▶ _Task brief_
Count every line in the entries that holds the word "Asymmetric". The reply is that count alone.

▶ _Material provided_
'''

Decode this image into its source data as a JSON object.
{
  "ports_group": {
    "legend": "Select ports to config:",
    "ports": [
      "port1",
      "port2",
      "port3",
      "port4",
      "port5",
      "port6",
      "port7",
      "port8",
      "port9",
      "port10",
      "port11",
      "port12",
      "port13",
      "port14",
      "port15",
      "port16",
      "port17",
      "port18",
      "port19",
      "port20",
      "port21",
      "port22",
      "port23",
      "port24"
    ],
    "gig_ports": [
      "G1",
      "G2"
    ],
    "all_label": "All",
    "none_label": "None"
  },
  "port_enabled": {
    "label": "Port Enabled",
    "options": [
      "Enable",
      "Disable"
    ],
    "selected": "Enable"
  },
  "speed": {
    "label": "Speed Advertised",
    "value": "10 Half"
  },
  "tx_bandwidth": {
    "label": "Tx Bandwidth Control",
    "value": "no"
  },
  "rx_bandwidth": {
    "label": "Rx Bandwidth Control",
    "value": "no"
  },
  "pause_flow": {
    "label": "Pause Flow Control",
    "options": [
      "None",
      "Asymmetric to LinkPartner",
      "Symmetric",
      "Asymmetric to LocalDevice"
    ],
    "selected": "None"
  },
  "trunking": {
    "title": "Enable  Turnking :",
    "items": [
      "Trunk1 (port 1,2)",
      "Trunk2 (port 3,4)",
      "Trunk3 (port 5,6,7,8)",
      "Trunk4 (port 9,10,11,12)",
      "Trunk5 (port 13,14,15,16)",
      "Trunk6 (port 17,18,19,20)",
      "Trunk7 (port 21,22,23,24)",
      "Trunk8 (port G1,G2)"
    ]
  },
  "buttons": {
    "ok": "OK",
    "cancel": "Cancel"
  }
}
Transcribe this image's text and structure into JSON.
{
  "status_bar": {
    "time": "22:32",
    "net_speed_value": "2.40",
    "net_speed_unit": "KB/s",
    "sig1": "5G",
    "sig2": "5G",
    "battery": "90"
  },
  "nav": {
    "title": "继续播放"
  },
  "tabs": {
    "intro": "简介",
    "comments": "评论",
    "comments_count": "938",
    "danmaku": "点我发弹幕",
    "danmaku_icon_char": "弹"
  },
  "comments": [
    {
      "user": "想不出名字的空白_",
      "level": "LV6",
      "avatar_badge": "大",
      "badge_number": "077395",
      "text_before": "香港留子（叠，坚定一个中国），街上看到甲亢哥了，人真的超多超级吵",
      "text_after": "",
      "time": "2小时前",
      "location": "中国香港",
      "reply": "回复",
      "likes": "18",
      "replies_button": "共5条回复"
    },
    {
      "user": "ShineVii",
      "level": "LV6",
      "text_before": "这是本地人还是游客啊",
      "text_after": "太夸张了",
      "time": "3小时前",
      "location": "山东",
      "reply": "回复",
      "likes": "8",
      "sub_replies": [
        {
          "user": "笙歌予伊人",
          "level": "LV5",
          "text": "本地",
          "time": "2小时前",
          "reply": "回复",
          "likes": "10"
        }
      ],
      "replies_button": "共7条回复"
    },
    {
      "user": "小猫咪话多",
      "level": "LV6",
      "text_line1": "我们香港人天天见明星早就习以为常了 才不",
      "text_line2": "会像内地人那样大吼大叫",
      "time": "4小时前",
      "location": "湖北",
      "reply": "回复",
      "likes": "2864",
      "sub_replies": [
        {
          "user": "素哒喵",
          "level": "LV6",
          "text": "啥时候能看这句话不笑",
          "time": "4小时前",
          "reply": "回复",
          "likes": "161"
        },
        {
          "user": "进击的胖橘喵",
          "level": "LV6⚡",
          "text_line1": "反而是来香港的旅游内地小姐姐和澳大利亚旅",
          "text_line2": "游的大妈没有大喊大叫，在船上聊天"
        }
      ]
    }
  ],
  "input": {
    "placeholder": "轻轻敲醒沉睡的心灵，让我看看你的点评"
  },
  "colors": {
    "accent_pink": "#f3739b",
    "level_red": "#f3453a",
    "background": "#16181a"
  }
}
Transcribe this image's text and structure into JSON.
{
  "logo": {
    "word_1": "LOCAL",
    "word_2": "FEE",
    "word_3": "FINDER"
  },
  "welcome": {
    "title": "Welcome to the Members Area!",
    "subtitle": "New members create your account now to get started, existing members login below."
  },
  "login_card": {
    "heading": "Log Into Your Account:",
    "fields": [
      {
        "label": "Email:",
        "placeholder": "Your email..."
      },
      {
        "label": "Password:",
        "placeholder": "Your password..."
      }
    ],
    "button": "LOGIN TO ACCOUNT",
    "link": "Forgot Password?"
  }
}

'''

▶ _Task answer_
2